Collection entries
------------------------------------------------------------

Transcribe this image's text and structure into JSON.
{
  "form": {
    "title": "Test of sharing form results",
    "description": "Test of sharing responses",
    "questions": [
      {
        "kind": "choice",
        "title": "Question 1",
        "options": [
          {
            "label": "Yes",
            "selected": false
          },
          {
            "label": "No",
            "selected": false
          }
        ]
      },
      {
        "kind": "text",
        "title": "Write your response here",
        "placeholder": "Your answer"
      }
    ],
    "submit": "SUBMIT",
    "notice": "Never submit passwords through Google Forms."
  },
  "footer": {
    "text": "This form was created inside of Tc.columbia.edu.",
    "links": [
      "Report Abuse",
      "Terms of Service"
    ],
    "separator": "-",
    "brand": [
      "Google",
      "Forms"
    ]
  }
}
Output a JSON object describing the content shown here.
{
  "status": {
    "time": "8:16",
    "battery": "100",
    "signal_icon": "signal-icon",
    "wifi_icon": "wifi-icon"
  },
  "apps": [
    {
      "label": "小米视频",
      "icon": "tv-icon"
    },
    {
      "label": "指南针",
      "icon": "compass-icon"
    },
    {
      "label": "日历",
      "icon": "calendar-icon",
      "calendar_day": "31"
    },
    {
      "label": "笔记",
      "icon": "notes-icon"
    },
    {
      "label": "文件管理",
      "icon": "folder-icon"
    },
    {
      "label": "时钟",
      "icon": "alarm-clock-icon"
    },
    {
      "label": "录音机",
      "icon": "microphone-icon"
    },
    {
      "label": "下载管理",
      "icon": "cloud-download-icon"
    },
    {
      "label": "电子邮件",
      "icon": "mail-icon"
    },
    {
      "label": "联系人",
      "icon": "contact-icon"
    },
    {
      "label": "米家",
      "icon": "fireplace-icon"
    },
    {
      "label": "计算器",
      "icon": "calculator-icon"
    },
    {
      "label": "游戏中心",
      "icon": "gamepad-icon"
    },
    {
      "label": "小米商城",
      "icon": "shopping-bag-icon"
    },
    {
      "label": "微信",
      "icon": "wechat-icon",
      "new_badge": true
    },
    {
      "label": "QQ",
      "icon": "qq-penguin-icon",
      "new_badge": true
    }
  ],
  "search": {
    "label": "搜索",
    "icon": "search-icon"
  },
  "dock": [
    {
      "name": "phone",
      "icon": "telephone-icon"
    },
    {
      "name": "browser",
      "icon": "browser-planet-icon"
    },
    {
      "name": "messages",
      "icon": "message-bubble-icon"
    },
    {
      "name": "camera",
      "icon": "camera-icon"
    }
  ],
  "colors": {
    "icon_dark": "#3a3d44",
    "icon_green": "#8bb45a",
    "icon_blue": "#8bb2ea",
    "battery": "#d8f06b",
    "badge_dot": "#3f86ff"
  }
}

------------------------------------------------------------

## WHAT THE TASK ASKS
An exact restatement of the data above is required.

## SOLUTION TO THE PROBLEM
Transcribe this image's text and structure into JSON.
{
  "form": {
    "title": "Test of sharing form results",
    "description": "Test of sharing responses",
    "questions": [
      {
        "kind": "choice",
        "title": "Question 1",
        "options": [
          {
            "label": "Yes",
            "selected": false
          },
          {
            "label": "No",
            "selected": false
          }
        ]
      },
      {
        "kind": "text",
        "title": "Write your response here",
        "placeholder": "Your answer"
      }
    ],
    "submit": "SUBMIT",
    "notice": "Never submit passwords through Google Forms."
  },
  "footer": {
    "text": "This form was created inside of Tc.columbia.edu.",
    "links": [
      "Report Abuse",
      "Terms of Service"
    ],
    "separator": "-",
    "brand": [
      "Google",
      "Forms"
    ]
  }
}
Output a JSON object describing the content shown here.
{
  "status": {
    "time": "8:16",
    "battery": "100",
    "signal_icon": "signal-icon",
    "wifi_icon": "wifi-icon"
  },
  "apps": [
    {
      "label": "小米视频",
      "icon": "tv-icon"
    },
    {
      "label": "指南针",
      "icon": "compass-icon"
    },
    {
      "label": "日历",
      "icon": "calendar-icon",
      "calendar_day": "31"
    },
    {
      "label": "笔记",
      "icon": "notes-icon"
    },
    {
      "label": "文件管理",
      "icon": "folder-icon"
    },
    {
      "label": "时钟",
      "icon": "alarm-clock-icon"
    },
    {
      "label": "录音机",
      "icon": "microphone-icon"
    },
    {
      "label": "下载管理",
      "icon": "cloud-download-icon"
    },
    {
      "label": "电子邮件",
      "icon": "mail-icon"
    },
    {
      "label": "联系人",
      "icon": "contact-icon"
    },
    {
      "label": "米家",
      "icon": "fireplace-icon"
    },
    {
      "label": "计算器",
      "icon": "calculator-icon"
    },
    {
      "label": "游戏中心",
      "icon": "gamepad-icon"
    },
    {
      "label": "小米商城",
      "icon": "shopping-bag-icon"
    },
    {
      "label": "微信",
      "icon": "wechat-icon",
      "new_badge": true
    },
    {
      "label": "QQ",
      "icon": "qq-penguin-icon",
      "new_badge": true
    }
  ],
  "search": {
    "label": "搜索",
    "icon": "search-icon"
  },
  "dock": [
    {
      "name": "phone",
      "icon": "telephone-icon"
    },
    {
      "name": "browser",
      "icon": "browser-planet-icon"
    },
    {
      "name": "messages",
      "icon": "message-bubble-icon"
    },
    {
      "name": "camera",
      "icon": "camera-icon"
    }
  ],
  "colors": {
    "icon_dark": "#3a3d44",
    "icon_green": "#8bb45a",
    "icon_blue": "#8bb2ea",
    "battery": "#d8f06b",
    "badge_dot": "#3f86ff"
  }
}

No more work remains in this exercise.